■ Activity ■
Every single entry that follows is to be retyped exactly.

Excerpts from a dataset:
'''
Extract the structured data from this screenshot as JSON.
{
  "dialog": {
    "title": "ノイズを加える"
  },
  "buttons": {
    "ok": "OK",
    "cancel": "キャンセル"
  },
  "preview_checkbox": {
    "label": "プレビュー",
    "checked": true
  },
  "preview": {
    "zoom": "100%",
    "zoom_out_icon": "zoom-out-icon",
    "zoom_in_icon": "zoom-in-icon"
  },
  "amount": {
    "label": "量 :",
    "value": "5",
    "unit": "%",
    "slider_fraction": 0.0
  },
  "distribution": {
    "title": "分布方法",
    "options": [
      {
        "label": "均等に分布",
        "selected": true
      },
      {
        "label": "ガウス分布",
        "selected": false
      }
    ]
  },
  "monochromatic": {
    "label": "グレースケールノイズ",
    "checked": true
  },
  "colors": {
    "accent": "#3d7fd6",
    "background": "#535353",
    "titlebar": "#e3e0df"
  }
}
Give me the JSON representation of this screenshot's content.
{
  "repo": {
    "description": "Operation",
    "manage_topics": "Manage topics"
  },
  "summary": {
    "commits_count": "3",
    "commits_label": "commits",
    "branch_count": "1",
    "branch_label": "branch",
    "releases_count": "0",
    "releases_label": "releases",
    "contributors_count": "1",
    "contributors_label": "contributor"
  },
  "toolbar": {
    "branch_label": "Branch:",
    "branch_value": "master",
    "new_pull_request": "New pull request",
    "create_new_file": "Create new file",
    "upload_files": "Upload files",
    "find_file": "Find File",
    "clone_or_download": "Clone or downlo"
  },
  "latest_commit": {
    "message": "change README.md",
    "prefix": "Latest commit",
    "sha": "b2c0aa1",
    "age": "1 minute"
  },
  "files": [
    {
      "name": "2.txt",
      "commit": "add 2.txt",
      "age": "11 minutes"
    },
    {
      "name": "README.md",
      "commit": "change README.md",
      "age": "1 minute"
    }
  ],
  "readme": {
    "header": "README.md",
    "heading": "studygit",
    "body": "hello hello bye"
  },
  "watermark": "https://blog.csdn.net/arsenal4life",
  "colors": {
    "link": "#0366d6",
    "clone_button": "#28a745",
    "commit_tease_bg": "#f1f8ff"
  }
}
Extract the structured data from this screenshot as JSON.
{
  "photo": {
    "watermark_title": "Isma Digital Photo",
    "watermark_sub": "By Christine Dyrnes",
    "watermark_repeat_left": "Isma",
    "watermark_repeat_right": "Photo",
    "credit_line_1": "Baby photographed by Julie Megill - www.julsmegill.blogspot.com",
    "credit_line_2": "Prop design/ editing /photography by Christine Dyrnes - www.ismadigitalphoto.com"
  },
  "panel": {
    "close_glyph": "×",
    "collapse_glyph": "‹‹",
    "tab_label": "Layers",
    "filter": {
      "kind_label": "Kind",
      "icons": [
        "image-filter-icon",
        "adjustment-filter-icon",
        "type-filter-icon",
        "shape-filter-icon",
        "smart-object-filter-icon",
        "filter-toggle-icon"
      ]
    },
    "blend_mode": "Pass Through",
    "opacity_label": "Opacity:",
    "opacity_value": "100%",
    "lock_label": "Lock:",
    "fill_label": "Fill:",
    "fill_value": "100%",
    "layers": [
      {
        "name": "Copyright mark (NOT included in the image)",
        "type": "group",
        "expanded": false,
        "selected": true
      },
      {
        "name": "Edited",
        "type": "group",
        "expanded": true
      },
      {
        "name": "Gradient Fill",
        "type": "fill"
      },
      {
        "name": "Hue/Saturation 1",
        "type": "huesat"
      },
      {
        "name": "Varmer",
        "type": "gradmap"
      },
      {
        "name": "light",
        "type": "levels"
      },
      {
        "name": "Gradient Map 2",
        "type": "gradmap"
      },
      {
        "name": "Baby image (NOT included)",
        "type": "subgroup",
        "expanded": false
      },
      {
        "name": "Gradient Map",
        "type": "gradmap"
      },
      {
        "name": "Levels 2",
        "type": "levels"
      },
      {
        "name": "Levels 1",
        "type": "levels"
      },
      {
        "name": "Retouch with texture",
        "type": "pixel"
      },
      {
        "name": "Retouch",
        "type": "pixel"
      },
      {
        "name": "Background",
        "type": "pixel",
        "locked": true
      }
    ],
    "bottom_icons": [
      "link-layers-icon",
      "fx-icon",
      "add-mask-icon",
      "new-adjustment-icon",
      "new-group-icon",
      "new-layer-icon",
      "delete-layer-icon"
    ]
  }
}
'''
■ Expected output ■
Extract the structured data from this screenshot as JSON.
{
  "dialog": {
    "title": "ノイズを加える"
  },
  "buttons": {
    "ok": "OK",
    "cancel": "キャンセル"
  },
  "preview_checkbox": {
    "label": "プレビュー",
    "checked": true
  },
  "preview": {
    "zoom": "100%",
    "zoom_out_icon": "zoom-out-icon",
    "zoom_in_icon": "zoom-in-icon"
  },
  "amount": {
    "label": "量 :",
    "value": "5",
    "unit": "%",
    "slider_fraction": 0.0
  },
  "distribution": {
    "title": "分布方法",
    "options": [
      {
        "label": "均等に分布",
        "selected": true
      },
      {
        "label": "ガウス分布",
        "selected": false
      }
    ]
  },
  "monochromatic": {
    "label": "グレースケールノイズ",
    "checked": true
  },
  "colors": {
    "accent": "#3d7fd6",
    "background": "#535353",
    "titlebar": "#e3e0df"
  }
}
Give me the JSON representation of this screenshot's content.
{
  "repo": {
    "description": "Operation",
    "manage_topics": "Manage topics"
  },
  "summary": {
    "commits_count": "3",
    "commits_label": "commits",
    "branch_count": "1",
    "branch_label": "branch",
    "releases_count": "0",
    "releases_label": "releases",
    "contributors_count": "1",
    "contributors_label": "contributor"
  },
  "toolbar": {
    "branch_label": "Branch:",
    "branch_value": "master",
    "new_pull_request": "New pull request",
    "create_new_file": "Create new file",
    "upload_files": "Upload files",
    "find_file": "Find File",
    "clone_or_download": "Clone or downlo"
  },
  "latest_commit": {
    "message": "change README.md",
    "prefix": "Latest commit",
    "sha": "b2c0aa1",
    "age": "1 minute"
  },
  "files": [
    {
      "name": "2.txt",
      "commit": "add 2.txt",
      "age": "11 minutes"
    },
    {
      "name": "README.md",
      "commit": "change README.md",
      "age": "1 minute"
    }
  ],
  "readme": {
    "header": "README.md",
    "heading": "studygit",
    "body": "hello hello bye"
  },
  "watermark": "https://blog.csdn.net/arsenal4life",
  "colors": {
    "link": "#0366d6",
    "clone_button": "#28a745",
    "commit_tease_bg": "#f1f8ff"
  }
}
Extract the structured data from this screenshot as JSON.
{
  "photo": {
    "watermark_title": "Isma Digital Photo",
    "watermark_sub": "By Christine Dyrnes",
    "watermark_repeat_left": "Isma",
    "watermark_repeat_right": "Photo",
    "credit_line_1": "Baby photographed by Julie Megill - www.julsmegill.blogspot.com",
    "credit_line_2": "Prop design/ editing /photography by Christine Dyrnes - www.ismadigitalphoto.com"
  },
  "panel": {
    "close_glyph": "×",
    "collapse_glyph": "‹‹",
    "tab_label": "Layers",
    "filter": {
      "kind_label": "Kind",
      "icons": [
        "image-filter-icon",
        "adjustment-filter-icon",
        "type-filter-icon",
        "shape-filter-icon",
        "smart-object-filter-icon",
        "filter-toggle-icon"
      ]
    },
    "blend_mode": "Pass Through",
    "opacity_label": "Opacity:",
    "opacity_value": "100%",
    "lock_label": "Lock:",
    "fill_label": "Fill:",
    "fill_value": "100%",
    "layers": [
      {
        "name": "Copyright mark (NOT included in the image)",
        "type": "group",
        "expanded": false,
        "selected": true
      },
      {
        "name": "Edited",
        "type": "group",
        "expanded": true
      },
      {
        "name": "Gradient Fill",
        "type": "fill"
      },
      {
        "name": "Hue/Saturation 1",
        "type": "huesat"
      },
      {
        "name": "Varmer",
        "type": "gradmap"
      },
      {
        "name": "light",
        "type": "levels"
      },
      {
        "name": "Gradient Map 2",
        "type": "gradmap"
      },
      {
        "name": "Baby image (NOT included)",
        "type": "subgroup",
        "expanded": false
      },
      {
        "name": "Gradient Map",
        "type": "gradmap"
      },
      {
        "name": "Levels 2",
        "type": "levels"
      },
      {
        "name": "Levels 1",
        "type": "levels"
      },
      {
        "name": "Retouch with texture",
        "type": "pixel"
      },
      {
        "name": "Retouch",
        "type": "pixel"
      },
      {
        "name": "Background",
        "type": "pixel",
        "locked": true
      }
    ],
    "bottom_icons": [
      "link-layers-icon",
      "fx-icon",
      "add-mask-icon",
      "new-adjustment-icon",
      "new-group-icon",
      "new-layer-icon",
      "delete-layer-icon"
    ]
  }
}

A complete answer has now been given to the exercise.